Task statement
Return the whole listing, line for line, without the pictures in it.

Entries shown
● ● ● ●
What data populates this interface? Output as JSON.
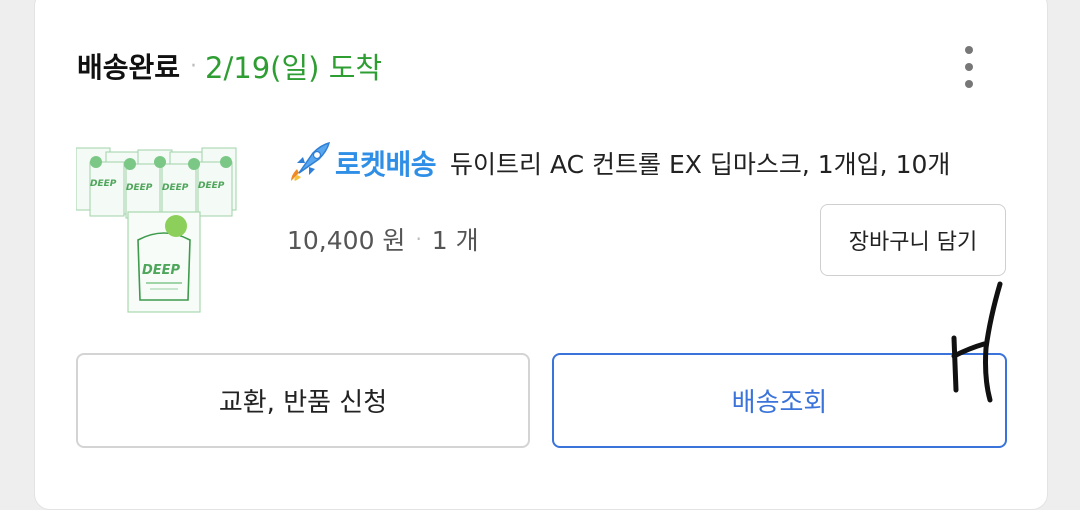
{
  "order": {
    "status": "배송완료",
    "separator": "·",
    "arrival": "2/19(일) 도착"
  },
  "menu": {
    "icon": "kebab-menu-icon"
  },
  "product": {
    "thumbnail_icon": "product-thumbnail",
    "delivery_badge_icon": "rocket-icon",
    "delivery_badge": "로켓배송",
    "name": "듀이트리 AC 컨트롤 EX 딥마스크, 1개입, 10개",
    "price": "10,400 원",
    "separator": "·",
    "quantity": "1 개"
  },
  "buttons": {
    "add_to_cart": "장바구니 담기",
    "exchange_return": "교환, 반품 신청",
    "track_delivery": "배송조회"
  },
  "colors": {
    "arrival_green": "#2e9e33",
    "rocket_blue": "#2f8fe6",
    "track_blue": "#3a73d9"
  }
}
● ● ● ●
Answer section
What data populates this interface? Output as JSON.
{
  "order": {
    "status": "배송완료",
    "separator": "·",
    "arrival": "2/19(일) 도착"
  },
  "menu": {
    "icon": "kebab-menu-icon"
  },
  "product": {
    "thumbnail_icon": "product-thumbnail",
    "delivery_badge_icon": "rocket-icon",
    "delivery_badge": "로켓배송",
    "name": "듀이트리 AC 컨트롤 EX 딥마스크, 1개입, 10개",
    "price": "10,400 원",
    "separator": "·",
    "quantity": "1 개"
  },
  "buttons": {
    "add_to_cart": "장바구니 담기",
    "exchange_return": "교환, 반품 신청",
    "track_delivery": "배송조회"
  },
  "colors": {
    "arrival_green": "#2e9e33",
    "rocket_blue": "#2f8fe6",
    "track_blue": "#3a73d9"
  }
}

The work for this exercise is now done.